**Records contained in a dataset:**
-=-=-=-=-
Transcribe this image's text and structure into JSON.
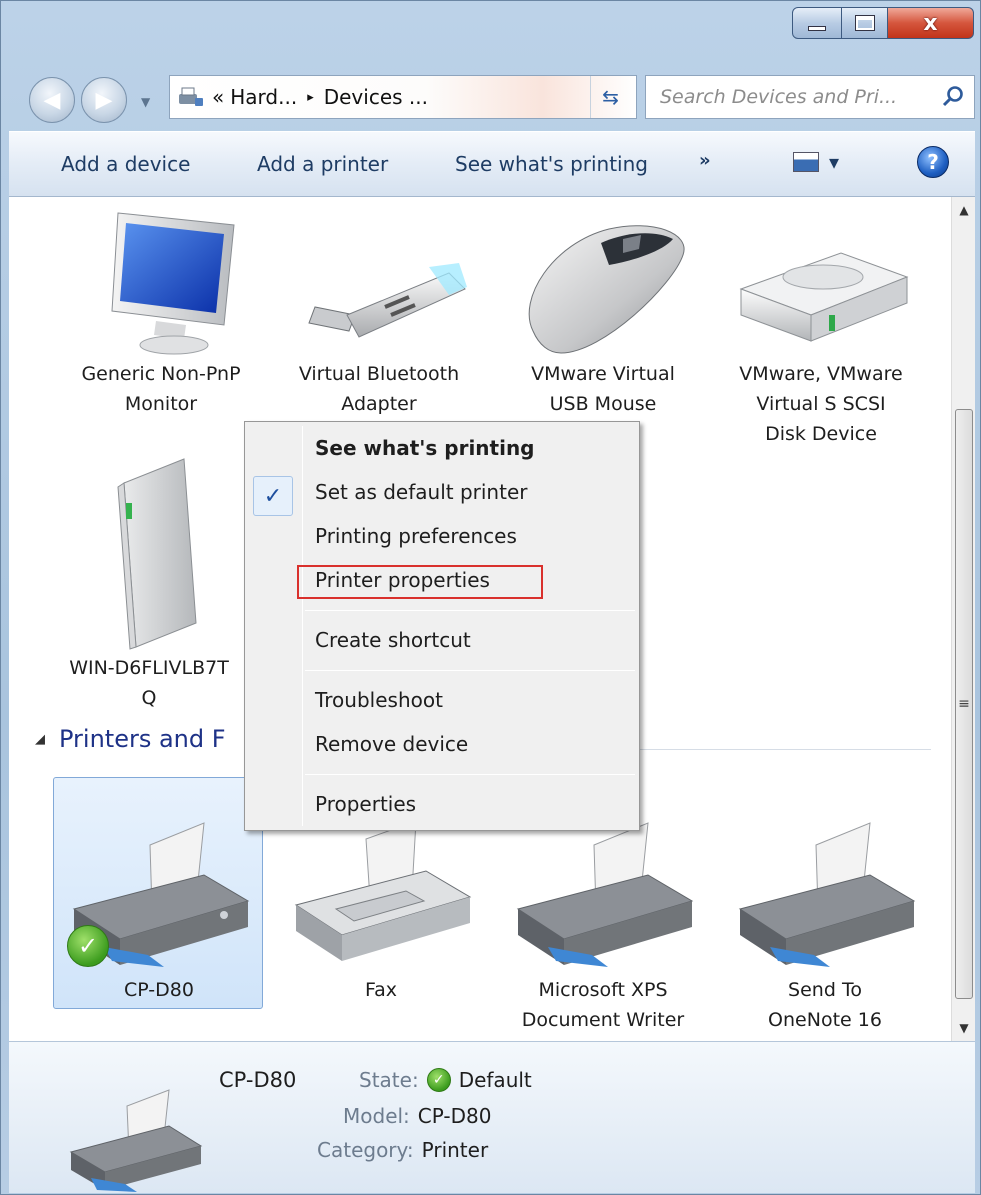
{
  "window": {
    "controls": {
      "minimize": "minimize-icon",
      "maximize": "maximize-icon",
      "close": "close-icon",
      "close_glyph": "x"
    }
  },
  "nav": {
    "back_icon": "back-arrow-icon",
    "forward_icon": "forward-arrow-icon",
    "address": {
      "prefix": "«",
      "segment1": "Hard...",
      "separator": "▸",
      "segment2": "Devices ...",
      "dropdown": "▾"
    },
    "search_placeholder": "Search Devices and Pri..."
  },
  "toolbar": {
    "add_device": "Add a device",
    "add_printer": "Add a printer",
    "see_printing": "See what's printing",
    "more": "»",
    "view_dropdown": "▾",
    "help": "?"
  },
  "devices": [
    {
      "line1": "Generic Non-PnP",
      "line2": "Monitor",
      "icon": "monitor-icon"
    },
    {
      "line1": "Virtual Bluetooth",
      "line2": "Adapter",
      "icon": "usb-bluetooth-icon"
    },
    {
      "line1": "VMware Virtual",
      "line2": "USB Mouse",
      "icon": "mouse-icon"
    },
    {
      "line1": "VMware, VMware",
      "line2": "Virtual S SCSI",
      "line3": "Disk Device",
      "icon": "disk-drive-icon"
    },
    {
      "line1": "WIN-D6FLIVLB7T",
      "line2": "Q",
      "icon": "computer-tower-icon"
    }
  ],
  "printers_section": {
    "title": "Printers and F",
    "collapse_icon": "◢"
  },
  "printers": [
    {
      "line1": "CP-D80",
      "icon": "printer-icon",
      "default": true
    },
    {
      "line1": "Fax",
      "icon": "fax-icon"
    },
    {
      "line1": "Microsoft XPS",
      "line2": "Document Writer",
      "icon": "printer-icon"
    },
    {
      "line1": "Send To",
      "line2": "OneNote 16",
      "icon": "printer-icon"
    }
  ],
  "context_menu": {
    "see_printing": "See what's printing",
    "check": "✓",
    "set_default": "Set as default printer",
    "preferences": "Printing preferences",
    "printer_properties": "Printer properties",
    "create_shortcut": "Create shortcut",
    "troubleshoot": "Troubleshoot",
    "remove_device": "Remove device",
    "properties": "Properties"
  },
  "details": {
    "name": "CP-D80",
    "state_key": "State:",
    "state_val": "Default",
    "model_key": "Model:",
    "model_val": "CP-D80",
    "category_key": "Category:",
    "category_val": "Printer"
  },
  "scrollbar": {
    "up": "▲",
    "down": "▼",
    "grip": "≡"
  },
  "colors": {
    "accent": "#1e3287",
    "selection": "#d0e4f9",
    "highlight_box": "#d9302c"
  }
}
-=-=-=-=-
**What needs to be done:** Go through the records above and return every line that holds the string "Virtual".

**Reply to the task:**
      "line1": "Virtual Bluetooth",
      "line1": "VMware Virtual",
      "line2": "Virtual S SCSI",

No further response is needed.